And now for a complete change of pace,
Dylan Thomas and neuroscience
There‘s an event tonight (Thursday, March 25, 2010) in Vancouver being put on by the Dylan Thomas Circle (he lived in North Vancouver for a time as he worked on Under the volcano). It’s being held at the Red Dragon Pub at the Cambrian Hall on 17th & Main St. Doors open at 6:45 pm and the presentation starts at 7:30 pm followed by an open reading. From the news release,
THE DYLAN THOMAS CIRCLE OF VANCOUVER presents
“Dylan Thomas, Creativity and Neuroscience”
Ariadne Sawyer will lead an exploration into creativity and the creative process as manifest through the works and the life of Dylan Thomas. She will investigate why we are creative, what happens during the creative process and what effect it has upon us.
This will be followed by an intermission and an: ‘OPEN READING’: an invitation to everyone who is interested to read aloud a poem or literary excerpt of their choice. This can be your own work, Dylan’s work or any other writer’s material. Most importantly, it is our chance to indulge in a little of our own creativity and to do it in a relaxed and in a friendly atmosphere.
About Ariadne Sawyer:

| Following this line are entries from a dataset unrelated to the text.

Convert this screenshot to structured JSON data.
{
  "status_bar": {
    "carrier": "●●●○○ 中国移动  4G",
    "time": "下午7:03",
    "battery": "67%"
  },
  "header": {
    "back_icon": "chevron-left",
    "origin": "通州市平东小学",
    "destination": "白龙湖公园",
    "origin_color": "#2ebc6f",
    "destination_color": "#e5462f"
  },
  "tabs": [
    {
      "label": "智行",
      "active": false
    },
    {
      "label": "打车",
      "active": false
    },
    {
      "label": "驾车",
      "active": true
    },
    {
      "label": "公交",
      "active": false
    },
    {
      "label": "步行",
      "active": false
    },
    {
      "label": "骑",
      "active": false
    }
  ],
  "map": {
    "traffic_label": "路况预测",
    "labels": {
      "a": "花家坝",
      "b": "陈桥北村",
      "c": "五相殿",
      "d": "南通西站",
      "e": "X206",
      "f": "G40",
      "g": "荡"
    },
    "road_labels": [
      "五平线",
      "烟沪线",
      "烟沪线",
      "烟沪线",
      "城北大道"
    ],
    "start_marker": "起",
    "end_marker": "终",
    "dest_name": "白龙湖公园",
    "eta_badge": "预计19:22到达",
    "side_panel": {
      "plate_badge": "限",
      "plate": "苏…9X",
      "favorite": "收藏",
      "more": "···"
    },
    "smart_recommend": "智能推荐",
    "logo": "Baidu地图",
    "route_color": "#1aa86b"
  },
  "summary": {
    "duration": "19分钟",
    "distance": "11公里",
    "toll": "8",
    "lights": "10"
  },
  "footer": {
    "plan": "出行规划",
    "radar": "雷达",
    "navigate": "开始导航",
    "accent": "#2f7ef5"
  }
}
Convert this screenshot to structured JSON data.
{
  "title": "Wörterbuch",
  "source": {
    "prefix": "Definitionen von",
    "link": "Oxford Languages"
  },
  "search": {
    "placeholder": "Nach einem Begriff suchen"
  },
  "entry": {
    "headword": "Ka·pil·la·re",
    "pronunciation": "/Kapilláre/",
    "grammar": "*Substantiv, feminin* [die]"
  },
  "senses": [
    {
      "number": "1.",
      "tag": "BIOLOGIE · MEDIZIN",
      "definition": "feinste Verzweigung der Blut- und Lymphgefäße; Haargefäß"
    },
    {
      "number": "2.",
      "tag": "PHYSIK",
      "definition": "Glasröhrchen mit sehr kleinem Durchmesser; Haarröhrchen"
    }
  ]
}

Ariadne has done on line Performance Plus Coaching with trainees from England, France, Canada and the United States for the last two years. She has received the Award of Excellence given by McLean-Hunter for the Brain Bulletin Series. Ariadne publishes an electronic newsletter called: Ariadne’s Performance Plus Newsletter along with Performance Plus Tips which are sent to all the participating trainees. She also co-hosts a weekly radio program on CFRO 102.7 FM, which has been on the air for the past two years. The Performance Plus Mini Course has been presented on the show with astounding success. She has two electronic courses available soon on the Internet. Performance Plus Level One and the Performance Plus Diplomacy Course. Ariadne has worked with trainees from Europe, the US and across Canada.